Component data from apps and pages
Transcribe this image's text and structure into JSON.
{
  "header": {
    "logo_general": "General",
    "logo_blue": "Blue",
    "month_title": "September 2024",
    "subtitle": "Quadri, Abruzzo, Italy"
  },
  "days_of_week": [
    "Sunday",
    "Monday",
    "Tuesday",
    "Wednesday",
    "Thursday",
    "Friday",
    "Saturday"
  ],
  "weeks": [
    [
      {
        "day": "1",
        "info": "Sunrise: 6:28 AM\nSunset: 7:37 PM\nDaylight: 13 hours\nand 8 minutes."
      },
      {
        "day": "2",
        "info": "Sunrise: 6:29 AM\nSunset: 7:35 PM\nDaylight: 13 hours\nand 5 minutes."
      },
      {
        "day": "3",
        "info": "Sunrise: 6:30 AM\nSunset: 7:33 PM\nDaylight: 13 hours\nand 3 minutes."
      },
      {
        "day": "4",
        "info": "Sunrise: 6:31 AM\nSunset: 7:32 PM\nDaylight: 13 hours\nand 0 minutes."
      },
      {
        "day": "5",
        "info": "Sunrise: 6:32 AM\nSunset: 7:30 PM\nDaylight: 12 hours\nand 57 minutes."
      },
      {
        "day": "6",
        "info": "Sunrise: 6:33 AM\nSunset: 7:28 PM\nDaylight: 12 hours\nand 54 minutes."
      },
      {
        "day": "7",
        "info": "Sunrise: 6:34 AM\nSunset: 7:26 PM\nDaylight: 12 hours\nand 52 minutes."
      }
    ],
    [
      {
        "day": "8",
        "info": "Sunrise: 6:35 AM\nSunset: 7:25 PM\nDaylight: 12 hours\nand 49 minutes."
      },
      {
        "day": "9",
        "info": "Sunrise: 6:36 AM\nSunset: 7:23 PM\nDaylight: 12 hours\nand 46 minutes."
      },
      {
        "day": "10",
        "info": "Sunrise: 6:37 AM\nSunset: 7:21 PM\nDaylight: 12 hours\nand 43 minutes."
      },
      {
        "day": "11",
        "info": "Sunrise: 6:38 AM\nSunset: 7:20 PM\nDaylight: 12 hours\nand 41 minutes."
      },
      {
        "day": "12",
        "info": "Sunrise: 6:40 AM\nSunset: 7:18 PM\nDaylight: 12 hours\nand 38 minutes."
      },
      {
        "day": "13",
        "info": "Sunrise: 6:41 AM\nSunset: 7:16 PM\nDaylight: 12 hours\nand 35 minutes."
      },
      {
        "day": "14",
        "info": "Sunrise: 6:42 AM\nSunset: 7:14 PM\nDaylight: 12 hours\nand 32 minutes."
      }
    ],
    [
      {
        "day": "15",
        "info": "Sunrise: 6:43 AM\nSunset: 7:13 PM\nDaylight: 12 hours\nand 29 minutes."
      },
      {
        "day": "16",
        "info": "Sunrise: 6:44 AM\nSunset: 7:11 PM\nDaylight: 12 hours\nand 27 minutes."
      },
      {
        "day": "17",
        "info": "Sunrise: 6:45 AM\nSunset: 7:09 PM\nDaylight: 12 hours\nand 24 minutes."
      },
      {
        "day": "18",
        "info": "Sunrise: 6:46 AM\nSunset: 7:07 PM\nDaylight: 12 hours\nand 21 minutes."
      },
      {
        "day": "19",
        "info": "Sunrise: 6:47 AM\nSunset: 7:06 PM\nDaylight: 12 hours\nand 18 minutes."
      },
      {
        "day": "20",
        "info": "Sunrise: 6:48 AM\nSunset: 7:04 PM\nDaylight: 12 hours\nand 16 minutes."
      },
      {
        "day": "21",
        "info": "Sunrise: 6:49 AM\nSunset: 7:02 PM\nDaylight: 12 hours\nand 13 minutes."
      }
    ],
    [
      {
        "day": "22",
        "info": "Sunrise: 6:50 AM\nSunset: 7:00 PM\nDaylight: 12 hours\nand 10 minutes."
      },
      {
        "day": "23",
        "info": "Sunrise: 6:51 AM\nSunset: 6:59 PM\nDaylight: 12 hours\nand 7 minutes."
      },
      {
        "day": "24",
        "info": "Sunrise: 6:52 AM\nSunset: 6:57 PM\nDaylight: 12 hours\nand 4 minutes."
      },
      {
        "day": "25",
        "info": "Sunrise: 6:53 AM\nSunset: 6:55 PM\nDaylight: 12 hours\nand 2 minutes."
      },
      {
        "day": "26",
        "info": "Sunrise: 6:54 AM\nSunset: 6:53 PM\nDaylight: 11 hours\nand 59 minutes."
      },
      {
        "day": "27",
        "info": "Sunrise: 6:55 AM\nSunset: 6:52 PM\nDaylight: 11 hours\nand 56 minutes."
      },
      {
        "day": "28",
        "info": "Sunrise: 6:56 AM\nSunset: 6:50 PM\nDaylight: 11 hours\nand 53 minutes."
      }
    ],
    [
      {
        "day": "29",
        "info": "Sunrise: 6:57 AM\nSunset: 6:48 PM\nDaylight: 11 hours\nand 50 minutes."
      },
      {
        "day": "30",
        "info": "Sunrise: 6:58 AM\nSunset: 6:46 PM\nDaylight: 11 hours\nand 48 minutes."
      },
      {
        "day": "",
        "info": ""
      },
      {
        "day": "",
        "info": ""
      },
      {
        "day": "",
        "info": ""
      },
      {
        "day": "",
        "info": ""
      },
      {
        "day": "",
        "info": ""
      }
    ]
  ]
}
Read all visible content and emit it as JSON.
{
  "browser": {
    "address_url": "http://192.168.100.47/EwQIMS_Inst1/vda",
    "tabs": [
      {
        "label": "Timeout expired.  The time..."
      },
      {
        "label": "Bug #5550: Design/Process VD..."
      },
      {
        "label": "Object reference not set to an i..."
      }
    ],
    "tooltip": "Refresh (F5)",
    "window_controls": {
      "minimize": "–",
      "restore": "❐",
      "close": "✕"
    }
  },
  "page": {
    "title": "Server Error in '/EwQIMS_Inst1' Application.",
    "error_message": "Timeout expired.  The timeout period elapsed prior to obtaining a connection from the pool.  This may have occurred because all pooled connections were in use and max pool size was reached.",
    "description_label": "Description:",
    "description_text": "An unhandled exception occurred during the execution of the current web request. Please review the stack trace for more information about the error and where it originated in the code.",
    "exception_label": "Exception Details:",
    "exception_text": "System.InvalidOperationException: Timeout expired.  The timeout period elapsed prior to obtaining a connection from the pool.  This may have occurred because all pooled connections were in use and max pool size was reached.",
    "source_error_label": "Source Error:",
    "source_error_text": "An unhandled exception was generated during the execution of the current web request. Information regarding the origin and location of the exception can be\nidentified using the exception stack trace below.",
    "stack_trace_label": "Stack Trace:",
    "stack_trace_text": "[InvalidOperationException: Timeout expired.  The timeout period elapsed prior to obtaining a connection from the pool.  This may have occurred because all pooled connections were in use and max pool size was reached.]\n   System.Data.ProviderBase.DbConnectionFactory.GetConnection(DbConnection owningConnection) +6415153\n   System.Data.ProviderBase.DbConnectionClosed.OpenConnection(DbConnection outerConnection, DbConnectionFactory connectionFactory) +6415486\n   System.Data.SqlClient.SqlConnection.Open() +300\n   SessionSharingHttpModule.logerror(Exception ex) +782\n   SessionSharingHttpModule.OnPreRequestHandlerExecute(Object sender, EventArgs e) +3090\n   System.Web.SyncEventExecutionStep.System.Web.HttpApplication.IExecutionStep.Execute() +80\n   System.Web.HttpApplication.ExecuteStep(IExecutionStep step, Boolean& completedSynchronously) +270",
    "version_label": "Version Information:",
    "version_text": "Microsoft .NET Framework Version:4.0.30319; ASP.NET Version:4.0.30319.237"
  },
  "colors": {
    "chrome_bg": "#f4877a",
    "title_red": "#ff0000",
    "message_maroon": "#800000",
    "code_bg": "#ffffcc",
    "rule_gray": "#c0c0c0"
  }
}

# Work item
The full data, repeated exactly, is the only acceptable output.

# Task solution
Transcribe this image's text and structure into JSON.
{
  "header": {
    "logo_general": "General",
    "logo_blue": "Blue",
    "month_title": "September 2024",
    "subtitle": "Quadri, Abruzzo, Italy"
  },
  "days_of_week": [
    "Sunday",
    "Monday",
    "Tuesday",
    "Wednesday",
    "Thursday",
    "Friday",
    "Saturday"
  ],
  "weeks": [
    [
      {
        "day": "1",
        "info": "Sunrise: 6:28 AM\nSunset: 7:37 PM\nDaylight: 13 hours\nand 8 minutes."
      },
      {
        "day": "2",
        "info": "Sunrise: 6:29 AM\nSunset: 7:35 PM\nDaylight: 13 hours\nand 5 minutes."
      },
      {
        "day": "3",
        "info": "Sunrise: 6:30 AM\nSunset: 7:33 PM\nDaylight: 13 hours\nand 3 minutes."
      },
      {
        "day": "4",
        "info": "Sunrise: 6:31 AM\nSunset: 7:32 PM\nDaylight: 13 hours\nand 0 minutes."
      },
      {
        "day": "5",
        "info": "Sunrise: 6:32 AM\nSunset: 7:30 PM\nDaylight: 12 hours\nand 57 minutes."
      },
      {
        "day": "6",
        "info": "Sunrise: 6:33 AM\nSunset: 7:28 PM\nDaylight: 12 hours\nand 54 minutes."
      },
      {
        "day": "7",
        "info": "Sunrise: 6:34 AM\nSunset: 7:26 PM\nDaylight: 12 hours\nand 52 minutes."
      }
    ],
    [
      {
        "day": "8",
        "info": "Sunrise: 6:35 AM\nSunset: 7:25 PM\nDaylight: 12 hours\nand 49 minutes."
      },
      {
        "day": "9",
        "info": "Sunrise: 6:36 AM\nSunset: 7:23 PM\nDaylight: 12 hours\nand 46 minutes."
      },
      {
        "day": "10",
        "info": "Sunrise: 6:37 AM\nSunset: 7:21 PM\nDaylight: 12 hours\nand 43 minutes."
      },
      {
        "day": "11",
        "info": "Sunrise: 6:38 AM\nSunset: 7:20 PM\nDaylight: 12 hours\nand 41 minutes."
      },
      {
        "day": "12",
        "info": "Sunrise: 6:40 AM\nSunset: 7:18 PM\nDaylight: 12 hours\nand 38 minutes."
      },
      {
        "day": "13",
        "info": "Sunrise: 6:41 AM\nSunset: 7:16 PM\nDaylight: 12 hours\nand 35 minutes."
      },
      {
        "day": "14",
        "info": "Sunrise: 6:42 AM\nSunset: 7:14 PM\nDaylight: 12 hours\nand 32 minutes."
      }
    ],
    [
      {
        "day": "15",
        "info": "Sunrise: 6:43 AM\nSunset: 7:13 PM\nDaylight: 12 hours\nand 29 minutes."
      },
      {
        "day": "16",
        "info": "Sunrise: 6:44 AM\nSunset: 7:11 PM\nDaylight: 12 hours\nand 27 minutes."
      },
      {
        "day": "17",
        "info": "Sunrise: 6:45 AM\nSunset: 7:09 PM\nDaylight: 12 hours\nand 24 minutes."
      },
      {
        "day": "18",
        "info": "Sunrise: 6:46 AM\nSunset: 7:07 PM\nDaylight: 12 hours\nand 21 minutes."
      },
      {
        "day": "19",
        "info": "Sunrise: 6:47 AM\nSunset: 7:06 PM\nDaylight: 12 hours\nand 18 minutes."
      },
      {
        "day": "20",
        "info": "Sunrise: 6:48 AM\nSunset: 7:04 PM\nDaylight: 12 hours\nand 16 minutes."
      },
      {
        "day": "21",
        "info": "Sunrise: 6:49 AM\nSunset: 7:02 PM\nDaylight: 12 hours\nand 13 minutes."
      }
    ],
    [
      {
        "day": "22",
        "info": "Sunrise: 6:50 AM\nSunset: 7:00 PM\nDaylight: 12 hours\nand 10 minutes."
      },
      {
        "day": "23",
        "info": "Sunrise: 6:51 AM\nSunset: 6:59 PM\nDaylight: 12 hours\nand 7 minutes."
      },
      {
        "day": "24",
        "info": "Sunrise: 6:52 AM\nSunset: 6:57 PM\nDaylight: 12 hours\nand 4 minutes."
      },
      {
        "day": "25",
        "info": "Sunrise: 6:53 AM\nSunset: 6:55 PM\nDaylight: 12 hours\nand 2 minutes."
      },
      {
        "day": "26",
        "info": "Sunrise: 6:54 AM\nSunset: 6:53 PM\nDaylight: 11 hours\nand 59 minutes."
      },
      {
        "day": "27",
        "info": "Sunrise: 6:55 AM\nSunset: 6:52 PM\nDaylight: 11 hours\nand 56 minutes."
      },
      {
        "day": "28",
        "info": "Sunrise: 6:56 AM\nSunset: 6:50 PM\nDaylight: 11 hours\nand 53 minutes."
      }
    ],
    [
      {
        "day": "29",
        "info": "Sunrise: 6:57 AM\nSunset: 6:48 PM\nDaylight: 11 hours\nand 50 minutes."
      },
      {
        "day": "30",
        "info": "Sunrise: 6:58 AM\nSunset: 6:46 PM\nDaylight: 11 hours\nand 48 minutes."
      },
      {
        "day": "",
        "info": ""
      },
      {
        "day": "",
        "info": ""
      },
      {
        "day": "",
        "info": ""
      },
      {
        "day": "",
        "info": ""
      },
      {
        "day": "",
        "info": ""
      }
    ]
  ]
}
Read all visible content and emit it as JSON.
{
  "browser": {
    "address_url": "http://192.168.100.47/EwQIMS_Inst1/vda",
    "tabs": [
      {
        "label": "Timeout expired.  The time..."
      },
      {
        "label": "Bug #5550: Design/Process VD..."
      },
      {
        "label": "Object reference not set to an i..."
      }
    ],
    "tooltip": "Refresh (F5)",
    "window_controls": {
      "minimize": "–",
      "restore": "❐",
      "close": "✕"
    }
  },
  "page": {
    "title": "Server Error in '/EwQIMS_Inst1' Application.",
    "error_message": "Timeout expired.  The timeout period elapsed prior to obtaining a connection from the pool.  This may have occurred because all pooled connections were in use and max pool size was reached.",
    "description_label": "Description:",
    "description_text": "An unhandled exception occurred during the execution of the current web request. Please review the stack trace for more information about the error and where it originated in the code.",
    "exception_label": "Exception Details:",
    "exception_text": "System.InvalidOperationException: Timeout expired.  The timeout period elapsed prior to obtaining a connection from the pool.  This may have occurred because all pooled connections were in use and max pool size was reached.",
    "source_error_label": "Source Error:",
    "source_error_text": "An unhandled exception was generated during the execution of the current web request. Information regarding the origin and location of the exception can be\nidentified using the exception stack trace below.",
    "stack_trace_label": "Stack Trace:",
    "stack_trace_text": "[InvalidOperationException: Timeout expired.  The timeout period elapsed prior to obtaining a connection from the pool.  This may have occurred because all pooled connections were in use and max pool size was reached.]\n   System.Data.ProviderBase.DbConnectionFactory.GetConnection(DbConnection owningConnection) +6415153\n   System.Data.ProviderBase.DbConnectionClosed.OpenConnection(DbConnection outerConnection, DbConnectionFactory connectionFactory) +6415486\n   System.Data.SqlClient.SqlConnection.Open() +300\n   SessionSharingHttpModule.logerror(Exception ex) +782\n   SessionSharingHttpModule.OnPreRequestHandlerExecute(Object sender, EventArgs e) +3090\n   System.Web.SyncEventExecutionStep.System.Web.HttpApplication.IExecutionStep.Execute() +80\n   System.Web.HttpApplication.ExecuteStep(IExecutionStep step, Boolean& completedSynchronously) +270",
    "version_label": "Version Information:",
    "version_text": "Microsoft .NET Framework Version:4.0.30319; ASP.NET Version:4.0.30319.237"
  },
  "colors": {
    "chrome_bg": "#f4877a",
    "title_red": "#ff0000",
    "message_maroon": "#800000",
    "code_bg": "#ffffcc",
    "rule_gray": "#c0c0c0"
  }
}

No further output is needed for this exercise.